> **Problem requirements**
Give the lines below again, exactly as they stand, and leave out the images.

> **Entries shown**
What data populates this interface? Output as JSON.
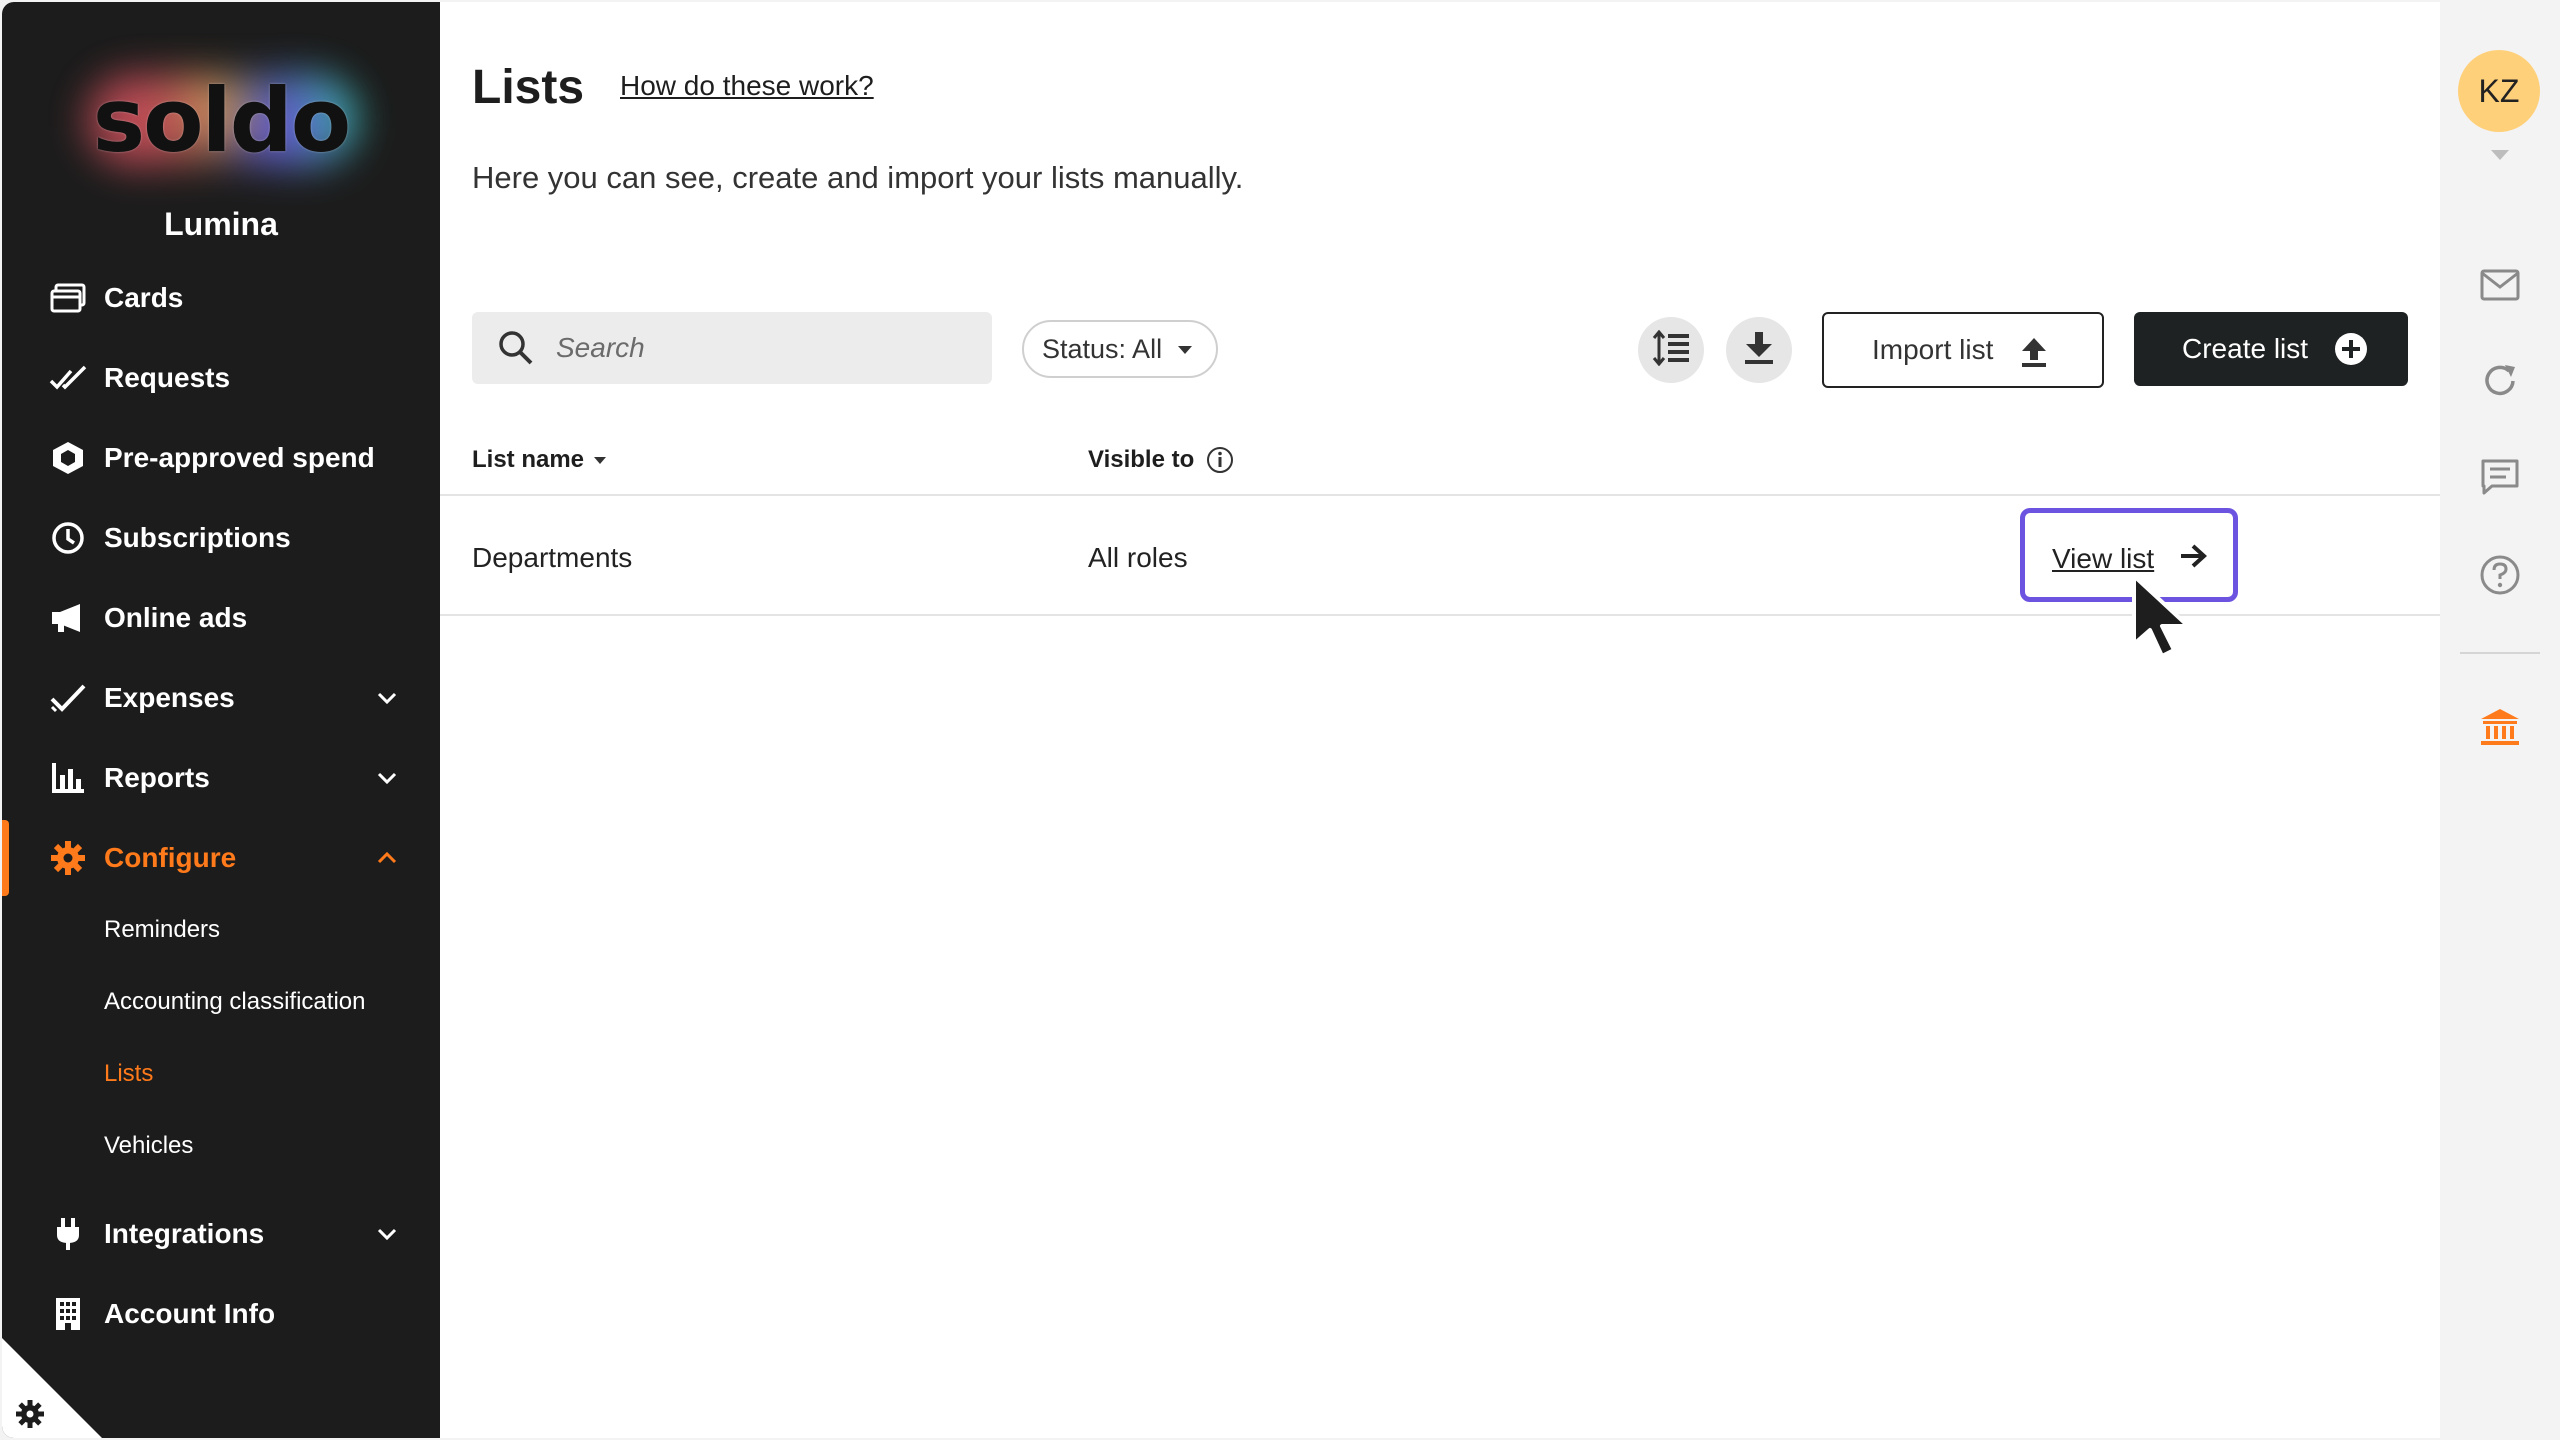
{
  "sidebar": {
    "logo_text": "soldo",
    "company": "Lumina",
    "items": [
      {
        "label": "Cards",
        "icon": "card-icon"
      },
      {
        "label": "Requests",
        "icon": "check-double-icon"
      },
      {
        "label": "Pre-approved spend",
        "icon": "hexagon-icon"
      },
      {
        "label": "Subscriptions",
        "icon": "clock-icon"
      },
      {
        "label": "Online ads",
        "icon": "megaphone-icon"
      },
      {
        "label": "Expenses",
        "icon": "check-icon"
      },
      {
        "label": "Reports",
        "icon": "bar-chart-icon"
      },
      {
        "label": "Configure",
        "icon": "gear-icon"
      },
      {
        "label": "Integrations",
        "icon": "plug-icon"
      },
      {
        "label": "Account Info",
        "icon": "building-icon"
      }
    ],
    "configure_sub": [
      "Reminders",
      "Accounting classification",
      "Lists",
      "Vehicles"
    ],
    "active_color": "#ff7a1a"
  },
  "page": {
    "title": "Lists",
    "help_link": "How do these work?",
    "subtitle": "Here you can see, create and import your lists manually."
  },
  "toolbar": {
    "search_placeholder": "Search",
    "status_label": "Status: All",
    "import_label": "Import list",
    "create_label": "Create list"
  },
  "table": {
    "headers": [
      "List name",
      "Visible to"
    ],
    "rows": [
      {
        "name": "Departments",
        "visible_to": "All roles",
        "action": "View list"
      }
    ]
  },
  "rail": {
    "avatar_initials": "KZ",
    "icons": [
      "mail-icon",
      "refresh-icon",
      "chat-icon",
      "help-icon",
      "bank-icon"
    ]
  },
  "colors": {
    "accent": "#ff7a1a",
    "focus_ring": "#6c54e0",
    "sidebar_bg": "#1c1c1c",
    "primary_button": "#1f2222"
  }
}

> **Answer section**
What data populates this interface? Output as JSON.
{
  "sidebar": {
    "logo_text": "soldo",
    "company": "Lumina",
    "items": [
      {
        "label": "Cards",
        "icon": "card-icon"
      },
      {
        "label": "Requests",
        "icon": "check-double-icon"
      },
      {
        "label": "Pre-approved spend",
        "icon": "hexagon-icon"
      },
      {
        "label": "Subscriptions",
        "icon": "clock-icon"
      },
      {
        "label": "Online ads",
        "icon": "megaphone-icon"
      },
      {
        "label": "Expenses",
        "icon": "check-icon"
      },
      {
        "label": "Reports",
        "icon": "bar-chart-icon"
      },
      {
        "label": "Configure",
        "icon": "gear-icon"
      },
      {
        "label": "Integrations",
        "icon": "plug-icon"
      },
      {
        "label": "Account Info",
        "icon": "building-icon"
      }
    ],
    "configure_sub": [
      "Reminders",
      "Accounting classification",
      "Lists",
      "Vehicles"
    ],
    "active_color": "#ff7a1a"
  },
  "page": {
    "title": "Lists",
    "help_link": "How do these work?",
    "subtitle": "Here you can see, create and import your lists manually."
  },
  "toolbar": {
    "search_placeholder": "Search",
    "status_label": "Status: All",
    "import_label": "Import list",
    "create_label": "Create list"
  },
  "table": {
    "headers": [
      "List name",
      "Visible to"
    ],
    "rows": [
      {
        "name": "Departments",
        "visible_to": "All roles",
        "action": "View list"
      }
    ]
  },
  "rail": {
    "avatar_initials": "KZ",
    "icons": [
      "mail-icon",
      "refresh-icon",
      "chat-icon",
      "help-icon",
      "bank-icon"
    ]
  },
  "colors": {
    "accent": "#ff7a1a",
    "focus_ring": "#6c54e0",
    "sidebar_bg": "#1c1c1c",
    "primary_button": "#1f2222"
  }
}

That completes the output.